The bond we have with our pets is unique, and when that bond is strong it’s not hard to see and to intuit the difference between whether your dog is merely surviving on their current diet or thriving on it. When you have a dog with extreme food sensitivities, as I do, it’s impossible to ignore the symptoms. Similarly, the difference in a dog’s quality of life upon a shift to a grain-free, quality diet can be just as blatantly obvious and, for me personally, fundamentally inspiring. Even for those without extreme sensitivities, it’s important to realise that many of the things we thought were just normal pet foibles – stinky breath/skin/coat, itching, shedding flakey skin, hyperactivity or lethargy, gas and upset tummies – are more often than not either caused or exacerbated by a poor quality, processed grain and filler rich diet that your dog’s system is simply not built to handle.

It’s important to think about each and every thing you feed your pet, just as you would a child. Read ingredients lists and along with looking for ingredients you want to avoid, also remember that they’re listed in hierarchical order – the higher the percentage of the total content the higher it is on the list. Beware of ‘grain-free’ or ‘hypoallergenic’ options from the bigger commercial pet food brands, as many fail to understand that these are actually valuable nutritional concepts, and not just ‘buzz words’ that will sell more product. If they’ve removed the grain, the chances are it’s been replaced it another variety of filler (like soybean hulls, cottonseed hulls, peanut hulls, feather meal – I know… feather what?! Eww!), or bulked up the carb content (ie. potato or vegetable husks/byproducts) to minimise the production costs associated with quality meat ingredients.

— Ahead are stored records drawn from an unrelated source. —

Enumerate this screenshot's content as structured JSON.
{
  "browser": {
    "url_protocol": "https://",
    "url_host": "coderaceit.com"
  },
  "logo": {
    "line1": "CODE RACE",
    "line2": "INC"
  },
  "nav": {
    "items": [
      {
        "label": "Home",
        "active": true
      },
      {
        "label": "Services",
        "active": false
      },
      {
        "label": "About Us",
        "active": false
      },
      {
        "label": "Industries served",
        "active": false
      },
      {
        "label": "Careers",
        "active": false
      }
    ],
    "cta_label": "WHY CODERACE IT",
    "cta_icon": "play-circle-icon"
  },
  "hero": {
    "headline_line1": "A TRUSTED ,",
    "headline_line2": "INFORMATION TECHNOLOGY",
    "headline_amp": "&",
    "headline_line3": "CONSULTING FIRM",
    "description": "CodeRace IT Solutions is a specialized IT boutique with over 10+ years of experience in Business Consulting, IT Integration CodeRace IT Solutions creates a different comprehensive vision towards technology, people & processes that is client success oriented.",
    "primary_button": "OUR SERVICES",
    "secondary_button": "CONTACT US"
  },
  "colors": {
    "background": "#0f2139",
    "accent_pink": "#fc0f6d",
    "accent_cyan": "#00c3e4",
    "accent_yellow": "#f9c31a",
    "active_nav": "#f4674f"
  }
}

If you’re here on at organicbone.com.au then you’re likely already weary of the ingredients lists served up by the big commercial dog food brands (incl. ‘prescription’ diets) and consciously thinking about what your furry friend truly needs to get the best out of life, live long and prosper. Some pet owners find joy and fulfilment in creating quality homemade meals and treats themselves, but for those who find there just aren’t enough hours in the day for a DIY doggy diet it doesn’t mean you have to compromise. There are some wonderful solutions for ethical, quality, biologically appropriate, grain-free and affordable diet options, right here at Organic Bone, that can provide you the peace mind that comes from knowing you’re honouring your pet’s biological requirements and enabling them to truly thrive. The best way to know whether a grain-free diet is right for your pet is to try it, commit to it for at least 6months to give your pets body time to eliminate any toxins from their old diet, and experience the difference for yourself.

References and further reading:

articles.mercola.com/sites/articles/archive/2012/10/13/dr-mercola-becker-on-pet-food-industry.aspx

healthypets.mercola.com/sites/healthypets/archive/2012/10/31/veterinary-practice.aspx

healthypets.mercola.com/sites/healthypets/archive/2014/02/28/commercial-pet-food-fillers.aspx

ABOUT THE AUTHOR

Lix North – Artist, Illustrator, Photographer, founder of lulubully.com

Lix grew up on a farm in rural New Zealand, surrounded by animals. 20+ years spent studying holistic principles and gaining a basic understanding of metabolic, enzymatic and genetic processes empowered her to manage my own sensitivities, methylation and immune issues at a level that conventional medical science alone was unable to offer. So, as her bull terrier puppy Lulu’s sensitivities became apparent the most obvious solution seemed simply to apply the very same level of research and holistic care. The results speak for themselves through the healthy, energetic, cheeky, now 13 year old, Lulu Bully.

Learn more about Homemade Dog Food Australia